* Work order
Take from the data every line in which the word "icon" is found.
===== Task material =====
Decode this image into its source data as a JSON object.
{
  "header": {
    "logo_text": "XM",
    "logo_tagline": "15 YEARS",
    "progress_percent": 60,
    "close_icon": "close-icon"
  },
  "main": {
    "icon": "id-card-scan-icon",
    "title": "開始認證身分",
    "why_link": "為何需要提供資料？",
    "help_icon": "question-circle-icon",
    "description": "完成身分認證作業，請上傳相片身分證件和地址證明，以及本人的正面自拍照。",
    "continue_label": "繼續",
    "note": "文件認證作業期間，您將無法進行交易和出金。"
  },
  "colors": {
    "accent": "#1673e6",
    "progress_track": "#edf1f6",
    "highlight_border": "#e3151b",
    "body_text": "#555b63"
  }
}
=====
* Your solution
    "close_icon": "close-icon"
    "icon": "id-card-scan-icon",
    "help_icon": "question-circle-icon",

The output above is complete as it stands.